>I wish I knew how objectionable Muslims and Arabs found “The Kingdom” after viewing the movie. An interesting discussion took place on Rasheed’s World blog, between Rasheed and Fedo the Space Cowboy that I recommend reading.
The movie really revolves around Saudi culture, and the obstacles the FBI faces when trying to discover the perpetrators behind an attack and subsequent suicide bombing of an oil company employees compound, near Riyadh, Saudi Arabia. The relationship between Al-Ghazi, the Saudi police officer and the FBI crew was interesting to watch. The character of Al-Ghazi was portrayed by Ashraf Barhoum, who is a Christian Arab-Israeli. He, unto himself, is a geographic conundrum.
It is my perception that many American believe that there are two cultures that inhabit Israel. The first culture, the Jews, are perceived as Europeans that were given a part of Palestine in 1947. The second culture, the Palestinians, are perceived as Muslim Arabs, who are also percieved as having part of Palestine taken away from them, as it didn’t really belong to them anyway.
The truth is more complicated, and the truth is somewhat evident in Ashraf Barhoum, an Israeli, and an Arab, and a Christian. That is how complicated Israel is. According to this article from the Jerusalem Post, Mr. Barhoum immersed himself in Saudi culture, in order to convey the Saudi culture to the movie viewer. I imagine that he found this somewhat interesting, in light of the feelings of Saudi Arabia, and those carried by most other Arab World neighbors, about Israel.

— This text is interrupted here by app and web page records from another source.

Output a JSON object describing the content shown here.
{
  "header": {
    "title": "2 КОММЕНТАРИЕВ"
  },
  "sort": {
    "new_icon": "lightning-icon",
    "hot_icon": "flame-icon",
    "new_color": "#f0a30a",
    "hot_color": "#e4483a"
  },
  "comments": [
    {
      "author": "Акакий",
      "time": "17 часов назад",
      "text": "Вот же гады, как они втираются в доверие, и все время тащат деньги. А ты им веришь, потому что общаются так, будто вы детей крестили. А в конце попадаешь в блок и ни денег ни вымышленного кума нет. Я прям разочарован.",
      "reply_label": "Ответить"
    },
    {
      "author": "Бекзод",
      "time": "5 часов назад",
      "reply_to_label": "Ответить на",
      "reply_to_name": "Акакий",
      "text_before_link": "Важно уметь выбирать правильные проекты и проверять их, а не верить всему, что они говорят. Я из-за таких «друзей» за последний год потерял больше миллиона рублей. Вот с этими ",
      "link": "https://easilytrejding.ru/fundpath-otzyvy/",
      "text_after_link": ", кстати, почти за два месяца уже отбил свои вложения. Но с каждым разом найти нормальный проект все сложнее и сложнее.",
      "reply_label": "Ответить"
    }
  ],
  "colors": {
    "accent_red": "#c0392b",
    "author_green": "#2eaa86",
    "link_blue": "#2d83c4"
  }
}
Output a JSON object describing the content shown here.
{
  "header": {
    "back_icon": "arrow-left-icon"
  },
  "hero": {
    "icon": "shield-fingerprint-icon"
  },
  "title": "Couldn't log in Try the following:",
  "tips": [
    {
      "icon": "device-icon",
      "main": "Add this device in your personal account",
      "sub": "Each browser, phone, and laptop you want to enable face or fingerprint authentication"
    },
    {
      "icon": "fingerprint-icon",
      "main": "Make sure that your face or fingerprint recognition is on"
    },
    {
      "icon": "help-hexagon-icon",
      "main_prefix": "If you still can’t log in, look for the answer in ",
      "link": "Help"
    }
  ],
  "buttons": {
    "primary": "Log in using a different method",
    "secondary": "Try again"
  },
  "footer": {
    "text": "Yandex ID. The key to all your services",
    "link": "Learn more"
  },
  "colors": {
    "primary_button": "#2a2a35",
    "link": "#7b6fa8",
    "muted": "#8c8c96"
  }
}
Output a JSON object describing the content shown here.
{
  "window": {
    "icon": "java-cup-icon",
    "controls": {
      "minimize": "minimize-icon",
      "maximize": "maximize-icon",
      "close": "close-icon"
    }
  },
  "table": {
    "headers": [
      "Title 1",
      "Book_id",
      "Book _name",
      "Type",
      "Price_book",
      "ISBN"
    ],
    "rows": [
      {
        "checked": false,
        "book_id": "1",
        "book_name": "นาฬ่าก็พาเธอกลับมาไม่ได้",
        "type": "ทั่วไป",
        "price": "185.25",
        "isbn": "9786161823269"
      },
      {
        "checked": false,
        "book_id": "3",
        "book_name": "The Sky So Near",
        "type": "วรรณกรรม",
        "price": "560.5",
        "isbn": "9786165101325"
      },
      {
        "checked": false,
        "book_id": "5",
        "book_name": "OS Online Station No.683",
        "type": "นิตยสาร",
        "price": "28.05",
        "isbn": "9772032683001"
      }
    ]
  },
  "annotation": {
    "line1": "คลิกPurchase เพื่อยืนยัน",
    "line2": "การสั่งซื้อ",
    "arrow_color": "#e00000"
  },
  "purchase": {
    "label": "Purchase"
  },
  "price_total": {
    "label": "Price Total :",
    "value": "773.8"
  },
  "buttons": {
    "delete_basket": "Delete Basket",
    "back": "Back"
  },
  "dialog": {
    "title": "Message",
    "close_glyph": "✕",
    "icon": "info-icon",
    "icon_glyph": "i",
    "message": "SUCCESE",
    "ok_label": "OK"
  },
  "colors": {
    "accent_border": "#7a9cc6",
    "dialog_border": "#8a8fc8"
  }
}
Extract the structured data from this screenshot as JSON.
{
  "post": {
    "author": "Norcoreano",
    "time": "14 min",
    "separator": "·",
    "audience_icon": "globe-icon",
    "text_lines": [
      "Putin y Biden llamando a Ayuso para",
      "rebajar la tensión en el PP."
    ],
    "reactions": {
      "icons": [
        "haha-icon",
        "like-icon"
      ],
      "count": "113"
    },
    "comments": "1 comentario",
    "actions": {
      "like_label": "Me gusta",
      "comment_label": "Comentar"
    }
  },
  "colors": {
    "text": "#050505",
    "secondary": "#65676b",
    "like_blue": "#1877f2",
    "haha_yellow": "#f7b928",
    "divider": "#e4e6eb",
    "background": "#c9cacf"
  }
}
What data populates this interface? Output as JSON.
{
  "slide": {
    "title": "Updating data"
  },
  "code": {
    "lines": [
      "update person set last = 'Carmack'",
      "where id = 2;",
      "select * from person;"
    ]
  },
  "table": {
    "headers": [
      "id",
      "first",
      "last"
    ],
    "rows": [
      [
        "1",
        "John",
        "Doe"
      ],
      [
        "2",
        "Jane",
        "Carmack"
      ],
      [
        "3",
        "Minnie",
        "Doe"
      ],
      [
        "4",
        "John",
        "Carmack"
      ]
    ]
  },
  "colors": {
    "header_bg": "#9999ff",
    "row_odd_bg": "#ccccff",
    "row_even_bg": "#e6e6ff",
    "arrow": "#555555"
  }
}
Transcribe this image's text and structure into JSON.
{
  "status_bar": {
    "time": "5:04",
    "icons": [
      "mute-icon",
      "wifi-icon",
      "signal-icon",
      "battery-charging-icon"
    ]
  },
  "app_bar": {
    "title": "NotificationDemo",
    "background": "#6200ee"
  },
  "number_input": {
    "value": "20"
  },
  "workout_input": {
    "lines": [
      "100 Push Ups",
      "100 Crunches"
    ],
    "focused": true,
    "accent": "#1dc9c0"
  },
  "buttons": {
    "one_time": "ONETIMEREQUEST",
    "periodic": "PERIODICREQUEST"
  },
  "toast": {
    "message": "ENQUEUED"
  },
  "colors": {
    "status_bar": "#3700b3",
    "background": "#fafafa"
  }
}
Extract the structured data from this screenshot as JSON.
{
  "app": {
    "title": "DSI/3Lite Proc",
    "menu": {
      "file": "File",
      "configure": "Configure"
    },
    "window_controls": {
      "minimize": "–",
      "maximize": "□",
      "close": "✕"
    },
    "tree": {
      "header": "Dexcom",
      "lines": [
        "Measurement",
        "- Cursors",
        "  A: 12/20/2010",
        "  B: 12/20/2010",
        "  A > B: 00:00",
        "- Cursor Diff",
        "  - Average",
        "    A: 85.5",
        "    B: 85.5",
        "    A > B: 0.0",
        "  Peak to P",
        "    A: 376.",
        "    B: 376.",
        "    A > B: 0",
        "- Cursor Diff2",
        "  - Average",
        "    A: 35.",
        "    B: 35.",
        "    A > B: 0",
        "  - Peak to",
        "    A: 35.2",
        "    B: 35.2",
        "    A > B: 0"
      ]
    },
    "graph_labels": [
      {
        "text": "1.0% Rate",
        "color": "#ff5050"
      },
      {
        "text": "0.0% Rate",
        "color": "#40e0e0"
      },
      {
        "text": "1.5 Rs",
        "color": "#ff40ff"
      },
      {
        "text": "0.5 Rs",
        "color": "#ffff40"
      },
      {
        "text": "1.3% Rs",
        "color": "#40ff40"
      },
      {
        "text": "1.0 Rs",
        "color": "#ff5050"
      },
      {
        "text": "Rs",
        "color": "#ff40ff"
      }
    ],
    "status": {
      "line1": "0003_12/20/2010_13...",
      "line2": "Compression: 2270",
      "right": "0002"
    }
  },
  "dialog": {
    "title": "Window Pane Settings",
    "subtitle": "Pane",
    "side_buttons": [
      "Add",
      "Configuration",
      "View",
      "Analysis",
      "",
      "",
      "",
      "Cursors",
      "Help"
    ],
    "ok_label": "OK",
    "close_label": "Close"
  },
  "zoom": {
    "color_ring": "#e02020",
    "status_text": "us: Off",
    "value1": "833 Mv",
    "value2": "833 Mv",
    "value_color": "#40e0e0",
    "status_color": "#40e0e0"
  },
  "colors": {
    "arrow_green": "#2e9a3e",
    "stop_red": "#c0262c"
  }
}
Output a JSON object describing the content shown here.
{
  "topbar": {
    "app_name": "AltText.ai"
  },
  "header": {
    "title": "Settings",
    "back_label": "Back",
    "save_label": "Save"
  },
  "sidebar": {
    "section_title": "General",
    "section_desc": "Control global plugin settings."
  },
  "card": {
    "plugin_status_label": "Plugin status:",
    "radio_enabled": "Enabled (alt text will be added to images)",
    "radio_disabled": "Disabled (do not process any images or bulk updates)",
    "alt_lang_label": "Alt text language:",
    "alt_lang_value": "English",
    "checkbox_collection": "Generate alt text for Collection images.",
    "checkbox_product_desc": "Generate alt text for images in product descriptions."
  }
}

The other FBI agents have rather shallow characters, Jennifer Garners character didn’t even really need to exist. I found the actions of the FBI crew to be somewhat irrational (read: Jason Bateman’s character), particularly since this was supposed to be a specially-trained unit. The mealy-mouthed Embassy representative, played by Jeremy Piven, is sufficiently irritating, and if anyone has a right to be upset, it is American Embassy employees, whose characters are almost always portrayed as being spineless lapdogs of the U.S. Administration.
All-in-all, this movie was interesting, portrayed Saudi culture in an interesting light, though I hesitate to label it as “accurate.” After all, this is Hollywood and facts can get in the way of entertainment. There are other, better movies, such as Paradise Now, that are more interesting and potentially more accurate in characterizing culture.